→ **WHAT YOU WILL DO**: Find how many lines in the entries below carry the word "error" and answer with only that figure.

----

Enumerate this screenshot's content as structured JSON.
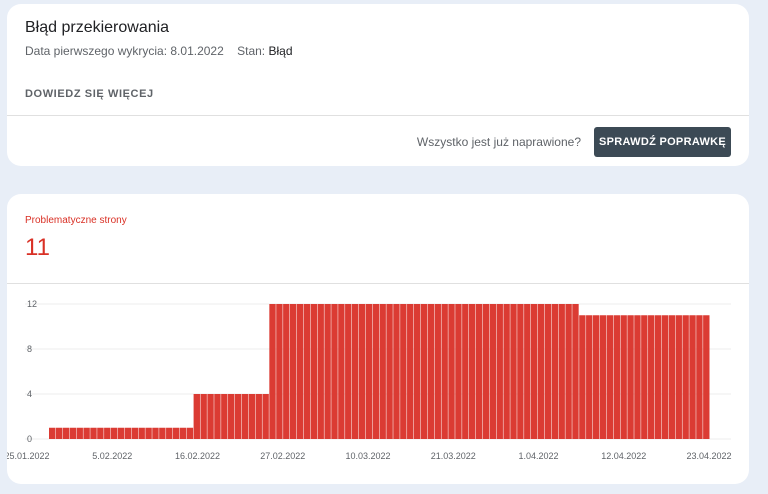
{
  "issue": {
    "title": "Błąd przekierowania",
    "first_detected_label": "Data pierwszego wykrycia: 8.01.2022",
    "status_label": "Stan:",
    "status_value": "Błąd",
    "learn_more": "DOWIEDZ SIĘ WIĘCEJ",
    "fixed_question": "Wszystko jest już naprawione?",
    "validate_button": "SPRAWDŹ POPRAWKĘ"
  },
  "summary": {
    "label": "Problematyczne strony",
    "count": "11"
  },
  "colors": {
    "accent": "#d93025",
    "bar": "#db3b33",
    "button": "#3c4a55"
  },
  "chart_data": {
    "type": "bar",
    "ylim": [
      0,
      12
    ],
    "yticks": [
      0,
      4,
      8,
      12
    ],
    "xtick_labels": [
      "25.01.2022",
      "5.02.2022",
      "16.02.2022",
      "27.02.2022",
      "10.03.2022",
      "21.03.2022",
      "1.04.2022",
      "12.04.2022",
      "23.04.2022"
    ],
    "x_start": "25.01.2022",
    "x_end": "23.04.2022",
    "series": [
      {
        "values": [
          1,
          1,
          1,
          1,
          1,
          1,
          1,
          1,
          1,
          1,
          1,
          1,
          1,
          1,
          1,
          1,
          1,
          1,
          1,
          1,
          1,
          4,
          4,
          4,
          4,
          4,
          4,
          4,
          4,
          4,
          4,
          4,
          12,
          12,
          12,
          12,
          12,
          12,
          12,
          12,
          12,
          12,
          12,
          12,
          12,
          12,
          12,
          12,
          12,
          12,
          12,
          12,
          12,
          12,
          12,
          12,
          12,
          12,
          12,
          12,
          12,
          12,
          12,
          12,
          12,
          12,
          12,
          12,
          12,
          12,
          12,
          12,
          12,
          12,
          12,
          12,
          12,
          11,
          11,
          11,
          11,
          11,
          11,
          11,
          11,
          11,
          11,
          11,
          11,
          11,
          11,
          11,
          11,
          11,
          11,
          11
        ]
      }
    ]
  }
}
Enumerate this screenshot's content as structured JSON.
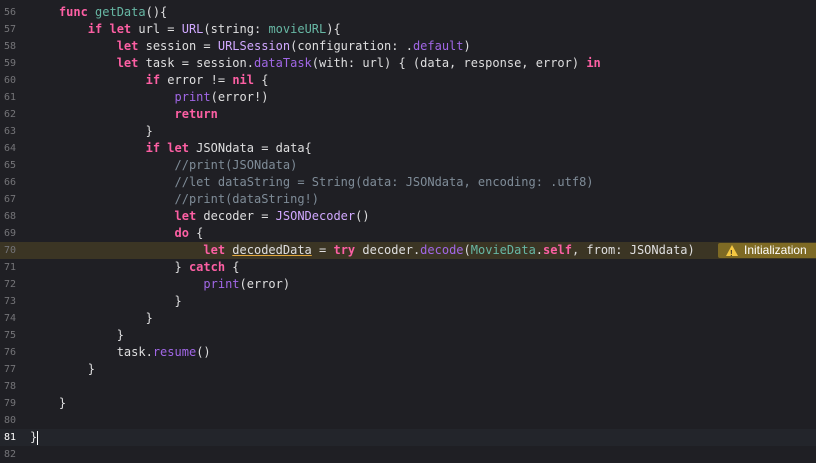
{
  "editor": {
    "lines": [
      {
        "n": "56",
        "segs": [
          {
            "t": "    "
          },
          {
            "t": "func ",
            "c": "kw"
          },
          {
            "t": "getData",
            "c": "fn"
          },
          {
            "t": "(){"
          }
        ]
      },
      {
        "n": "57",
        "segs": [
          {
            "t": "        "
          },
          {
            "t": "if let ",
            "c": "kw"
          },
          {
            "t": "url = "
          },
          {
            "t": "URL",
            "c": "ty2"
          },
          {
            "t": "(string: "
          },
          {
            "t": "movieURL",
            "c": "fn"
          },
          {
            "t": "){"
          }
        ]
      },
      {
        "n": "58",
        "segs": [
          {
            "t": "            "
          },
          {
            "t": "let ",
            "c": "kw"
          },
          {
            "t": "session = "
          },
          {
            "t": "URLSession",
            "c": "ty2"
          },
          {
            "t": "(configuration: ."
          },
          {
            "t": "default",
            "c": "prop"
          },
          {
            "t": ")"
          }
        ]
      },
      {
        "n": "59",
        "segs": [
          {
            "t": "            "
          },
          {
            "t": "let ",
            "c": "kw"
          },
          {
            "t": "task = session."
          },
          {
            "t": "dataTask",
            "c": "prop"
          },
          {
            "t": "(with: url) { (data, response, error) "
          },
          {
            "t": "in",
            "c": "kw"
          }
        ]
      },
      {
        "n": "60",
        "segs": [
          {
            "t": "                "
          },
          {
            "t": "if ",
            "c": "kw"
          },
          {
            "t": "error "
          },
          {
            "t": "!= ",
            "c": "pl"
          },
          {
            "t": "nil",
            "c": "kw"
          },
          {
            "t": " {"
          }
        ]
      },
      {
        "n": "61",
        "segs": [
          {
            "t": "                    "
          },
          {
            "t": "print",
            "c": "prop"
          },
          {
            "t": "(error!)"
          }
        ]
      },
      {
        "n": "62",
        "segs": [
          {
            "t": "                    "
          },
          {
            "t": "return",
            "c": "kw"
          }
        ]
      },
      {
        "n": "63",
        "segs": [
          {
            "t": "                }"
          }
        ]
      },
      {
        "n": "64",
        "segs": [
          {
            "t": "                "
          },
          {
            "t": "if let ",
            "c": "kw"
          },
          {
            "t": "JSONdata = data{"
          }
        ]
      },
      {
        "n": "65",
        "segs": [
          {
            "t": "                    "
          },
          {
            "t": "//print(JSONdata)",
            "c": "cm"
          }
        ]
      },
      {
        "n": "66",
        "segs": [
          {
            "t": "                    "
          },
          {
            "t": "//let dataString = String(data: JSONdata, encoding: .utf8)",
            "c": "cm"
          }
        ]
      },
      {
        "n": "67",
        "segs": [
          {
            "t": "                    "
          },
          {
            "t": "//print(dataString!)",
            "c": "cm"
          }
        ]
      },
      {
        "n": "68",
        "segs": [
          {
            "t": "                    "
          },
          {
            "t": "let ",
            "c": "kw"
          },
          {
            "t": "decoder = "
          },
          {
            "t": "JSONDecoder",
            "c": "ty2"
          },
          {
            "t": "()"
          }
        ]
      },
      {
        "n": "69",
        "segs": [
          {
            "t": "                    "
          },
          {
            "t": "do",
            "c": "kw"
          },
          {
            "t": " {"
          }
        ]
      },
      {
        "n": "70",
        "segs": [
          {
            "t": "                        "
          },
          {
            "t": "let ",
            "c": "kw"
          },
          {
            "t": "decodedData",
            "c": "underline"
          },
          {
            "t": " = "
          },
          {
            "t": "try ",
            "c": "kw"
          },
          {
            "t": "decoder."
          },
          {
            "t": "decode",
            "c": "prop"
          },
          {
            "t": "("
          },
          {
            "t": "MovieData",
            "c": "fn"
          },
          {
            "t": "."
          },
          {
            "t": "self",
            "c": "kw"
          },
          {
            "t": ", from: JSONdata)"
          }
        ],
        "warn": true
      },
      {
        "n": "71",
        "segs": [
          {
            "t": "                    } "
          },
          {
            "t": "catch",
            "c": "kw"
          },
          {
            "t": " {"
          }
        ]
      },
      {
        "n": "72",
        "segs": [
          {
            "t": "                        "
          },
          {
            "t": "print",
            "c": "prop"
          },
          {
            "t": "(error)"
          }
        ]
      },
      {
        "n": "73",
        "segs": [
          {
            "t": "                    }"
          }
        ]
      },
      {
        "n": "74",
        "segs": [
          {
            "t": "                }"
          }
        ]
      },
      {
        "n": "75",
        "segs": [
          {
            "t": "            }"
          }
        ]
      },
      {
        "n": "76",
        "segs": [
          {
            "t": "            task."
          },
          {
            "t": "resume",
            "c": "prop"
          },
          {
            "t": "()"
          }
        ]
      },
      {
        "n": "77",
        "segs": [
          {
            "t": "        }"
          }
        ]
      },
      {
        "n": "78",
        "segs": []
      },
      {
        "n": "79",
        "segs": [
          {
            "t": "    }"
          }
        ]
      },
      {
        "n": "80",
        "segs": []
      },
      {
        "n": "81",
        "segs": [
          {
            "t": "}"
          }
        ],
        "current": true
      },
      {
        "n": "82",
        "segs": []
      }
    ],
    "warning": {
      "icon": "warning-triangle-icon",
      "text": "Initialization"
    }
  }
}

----

→ **REPLY TO THE TASK**: 4